Climate tropical; hot, humid; temperate interior
Terrain mostly mountains, with narrow, discontinuous coastal plain
Natural Hazards hurricanes (especially July to November)
Natural Resources bauxite, gypsum, limestone


Economy – Overview

The Jamaican economy is heavily dependent on services, which now account for more than 60% of GDP. The country continues to derive most of its foreign exchange from tourism, remittances, and bauxite/alumina.
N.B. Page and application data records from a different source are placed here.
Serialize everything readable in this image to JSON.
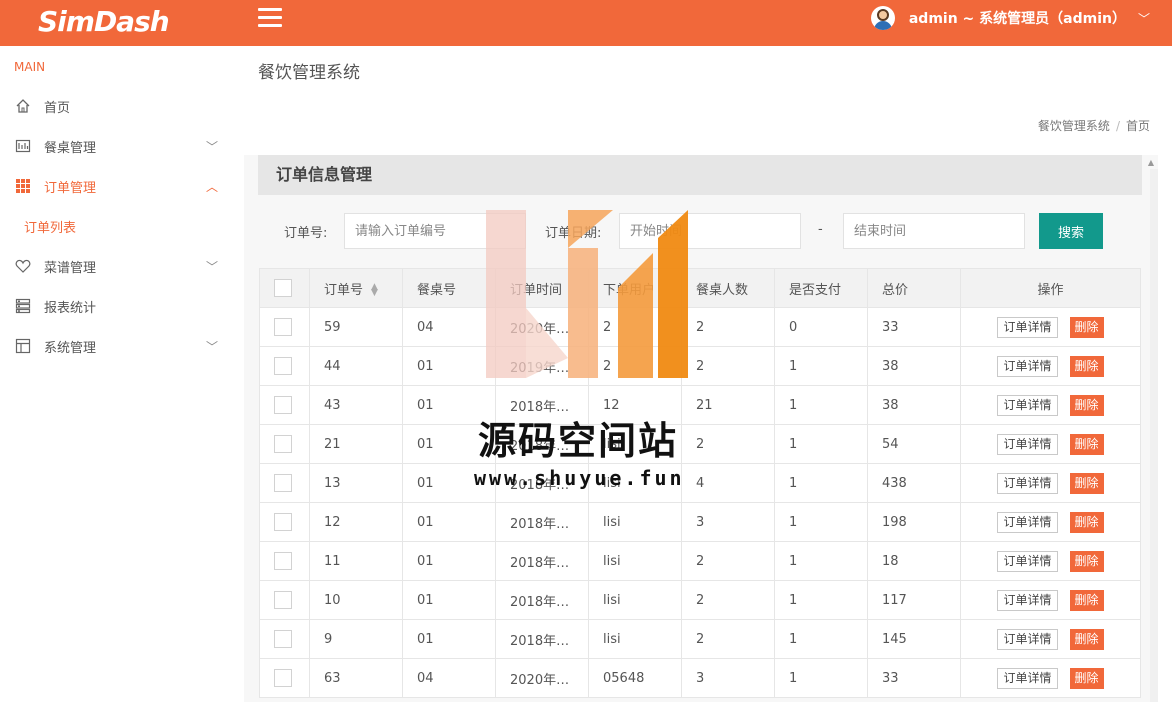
{
  "brand": {
    "logo": "SimDash",
    "color": "#f1683a"
  },
  "header": {
    "user_label": "admin ~ 系统管理员（admin）"
  },
  "sidebar": {
    "section": "MAIN",
    "items": [
      {
        "label": "首页",
        "icon": "home-icon"
      },
      {
        "label": "餐桌管理",
        "icon": "table-icon"
      },
      {
        "label": "订单管理",
        "icon": "grid-icon"
      },
      {
        "label": "菜谱管理",
        "icon": "heart-icon"
      },
      {
        "label": "报表统计",
        "icon": "chart-icon"
      },
      {
        "label": "系统管理",
        "icon": "layout-icon"
      }
    ],
    "sub_item": "订单列表"
  },
  "page": {
    "title": "餐饮管理系统",
    "breadcrumb": [
      "餐饮管理系统",
      "首页"
    ]
  },
  "panel": {
    "title": "订单信息管理"
  },
  "filters": {
    "order_label": "订单号:",
    "order_placeholder": "请输入订单编号",
    "date_label": "订单日期:",
    "start_placeholder": "开始时间",
    "dash": "-",
    "end_placeholder": "结束时间",
    "search_label": "搜索",
    "search_color": "#12998c"
  },
  "table": {
    "headers": [
      "订单号",
      "餐桌号",
      "订单时间",
      "下单用户",
      "餐桌人数",
      "是否支付",
      "总价",
      "操作"
    ],
    "detail_label": "订单详情",
    "delete_label": "删除",
    "rows": [
      {
        "id": "59",
        "table": "04",
        "time": "2020年…",
        "user": "2",
        "people": "2",
        "paid": "0",
        "total": "33"
      },
      {
        "id": "44",
        "table": "01",
        "time": "2019年…",
        "user": "2",
        "people": "2",
        "paid": "1",
        "total": "38"
      },
      {
        "id": "43",
        "table": "01",
        "time": "2018年…",
        "user": "12",
        "people": "21",
        "paid": "1",
        "total": "38"
      },
      {
        "id": "21",
        "table": "01",
        "time": "2018年…",
        "user": "lisi",
        "people": "2",
        "paid": "1",
        "total": "54"
      },
      {
        "id": "13",
        "table": "01",
        "time": "2018年…",
        "user": "lisi",
        "people": "4",
        "paid": "1",
        "total": "438"
      },
      {
        "id": "12",
        "table": "01",
        "time": "2018年…",
        "user": "lisi",
        "people": "3",
        "paid": "1",
        "total": "198"
      },
      {
        "id": "11",
        "table": "01",
        "time": "2018年…",
        "user": "lisi",
        "people": "2",
        "paid": "1",
        "total": "18"
      },
      {
        "id": "10",
        "table": "01",
        "time": "2018年…",
        "user": "lisi",
        "people": "2",
        "paid": "1",
        "total": "117"
      },
      {
        "id": "9",
        "table": "01",
        "time": "2018年…",
        "user": "lisi",
        "people": "2",
        "paid": "1",
        "total": "145"
      },
      {
        "id": "63",
        "table": "04",
        "time": "2020年…",
        "user": "05648",
        "people": "3",
        "paid": "1",
        "total": "33"
      }
    ]
  },
  "watermark": {
    "title": "源码空间站",
    "url": "www.shuyue.fun"
  }
}
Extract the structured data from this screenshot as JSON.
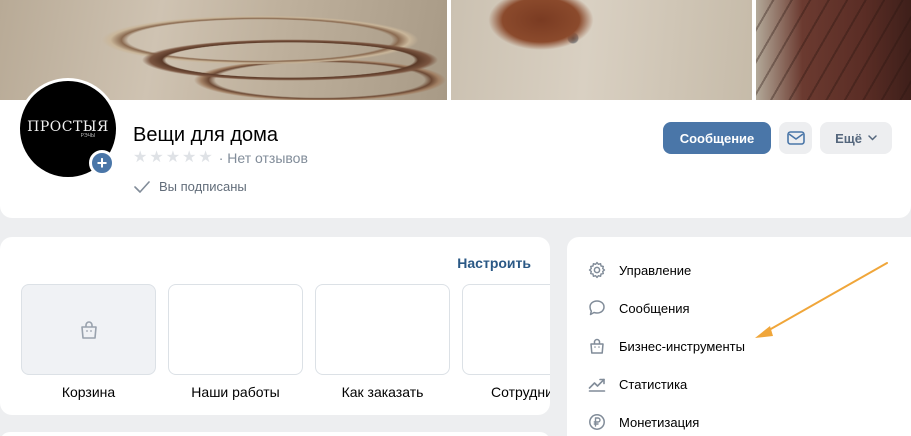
{
  "group": {
    "name": "Вещи для дома",
    "reviews_text": "Нет отзывов",
    "rating_stars": 0,
    "subscribed_text": "Вы подписаны",
    "avatar_text": "ПРОСТЫЯ",
    "avatar_subtext": "РЭЧЫ"
  },
  "actions": {
    "message_label": "Сообщение",
    "more_label": "Ещё"
  },
  "showcase": {
    "configure_label": "Настроить",
    "tiles": [
      {
        "label": "Корзина"
      },
      {
        "label": "Наши работы"
      },
      {
        "label": "Как заказать"
      },
      {
        "label": "Сотрудниче"
      }
    ]
  },
  "admin_menu": {
    "items": [
      {
        "label": "Управление",
        "icon": "gear-icon"
      },
      {
        "label": "Сообщения",
        "icon": "chat-bubble-icon"
      },
      {
        "label": "Бизнес-инструменты",
        "icon": "shopping-bag-icon"
      },
      {
        "label": "Статистика",
        "icon": "chart-trend-icon"
      },
      {
        "label": "Монетизация",
        "icon": "ruble-coin-icon"
      }
    ]
  },
  "colors": {
    "accent": "#4a76a8",
    "link": "#2a5885",
    "annotation_arrow": "#f0a63a",
    "background": "#edeef0"
  }
}
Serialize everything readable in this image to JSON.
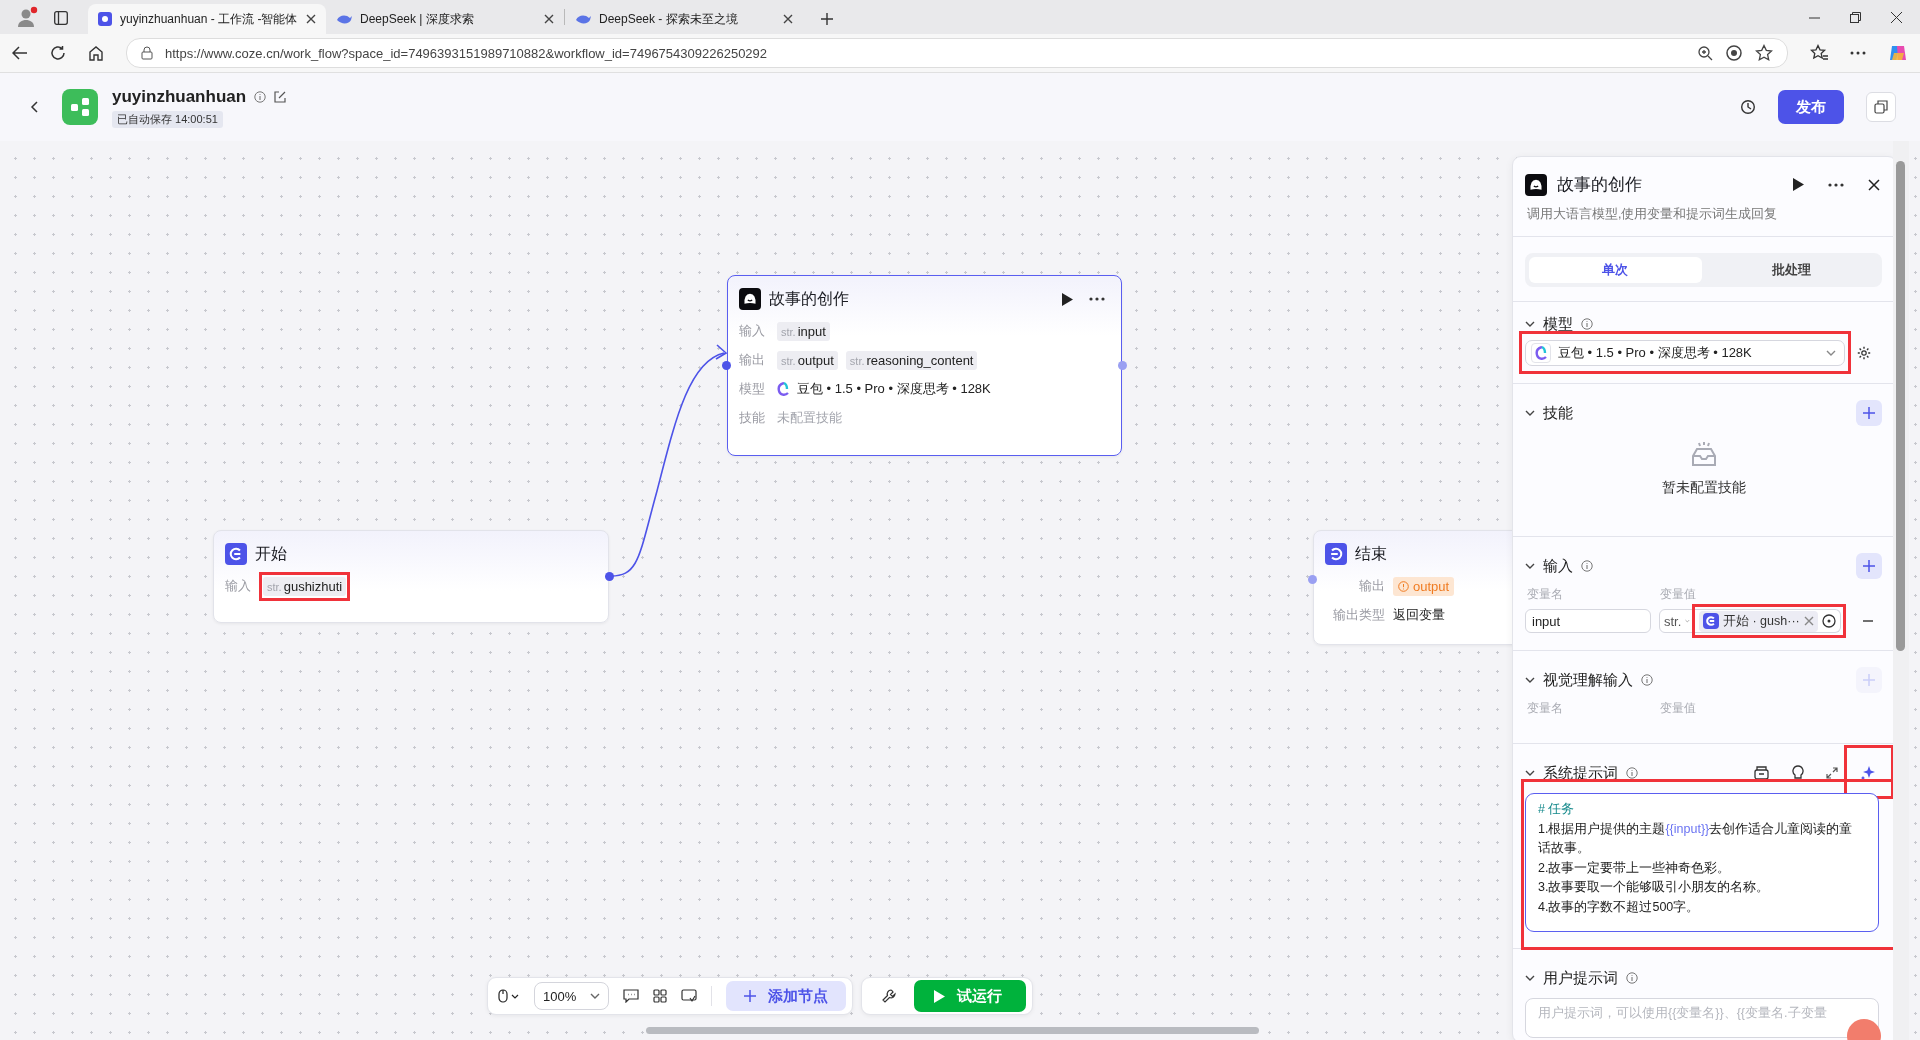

Remittances account for nearly 15% of GDP and exports of bauxite and alumina make up about 10%. The bauxite/alumina sector was most affected by the global downturn while the tourism industry was resilient, experiencing an increase of 4% in tourist arrivals. Tourism revenues account for roughly 10% of GDP, and both arrivals and revenues grew in 2010, up 4% and 6% respectively. The Economic growth faces many challenges: high crime and corruption, large-scale unemployment and underemployment, and a debt-to-GDP ratio of more than 120%. Jamaica’s onerous public debt burden – the fourth highest in the world on a per capita basis – is the result of government bailouts to ailing sectors of the economy, most notably to the financial sector in the mid-to-late 1990s. In early 2010, the Jamaican government created the Jamaica Debt Exchange (JDX) in order to retire high-priced domestic bonds and significantly reduce annual debt servicing. The Government of Jamaica signed a $1.27 billion, 27-month Standby Agreement with the International Monetary Fund for balance of payment support in February 2010. Other multilaterals have also provided millions of dollars in loans and grants. Despite the improvement, debt servicing costs still hinder the government’s ability to spend on infrastructure and social programs, particularly as job losses rise in a shrinking economy. The HULNESS administration faces the difficult prospect of having to achieve fiscal discipline in order to maintain debt payments, while simultaneously attacking a serious crime problem that is hampering economic growth. High unemployment exacerbates the crime problem, including gang violence that is fueled by the drug trade.

GDP (Official Exchange Rate) $14.7 billion (2011 est.)
Budget revenues: $3.982 billion
expenditures: $4.744 billion (2011 est.)
Current Account Balance -$2.367 billion (2011 est.)
-$986.5 million (2010 est.)
Imports – Commodities food and other consumer goods, industrial supplies, fuel, parts and accessories of capital goods, machinery and transport equipment, construction materials
Exports – Commodities alumina, bauxite, sugar, rum, coffee, yams, beverages, chemicals, wearing apparel, mineral fuels


Broadcast Media privately-owned Radio Jamaica Limited and its subsidiaries operate multiple television stations, subscription cable services, and radio stations; 2 other privately-owned television stations broadcast; roughly 70 radio stations (2007)
Internet Users 1.581 million (2009)
Internet Hosts 3,897 (2011)
Telephones – Mobile Cellular 3.103 million (2010)
Telephones – Main Lines in Use 263,100 (2010)


Airports 27 (2010)
Roadways total: 22,121 km (includes 44 km of expressways) (2008)
Ports and Terminals Discovery Bay (Port Rhoades), Kingston, Montego Bay, Port Antonio, Port Esquivel, Port Kaiser, Rocky Point
Merchant Marine total: 19
by type: bulk carrier 9, cargo 5, container 4, roll on/roll off 1
foreign-owned: 19 (Denmark 1, Germany 10, Greece 8) (2010)


Manpower Fit for Military Service males age 16-49: 590,673
females age 16-49: 596,414 (2010 est.)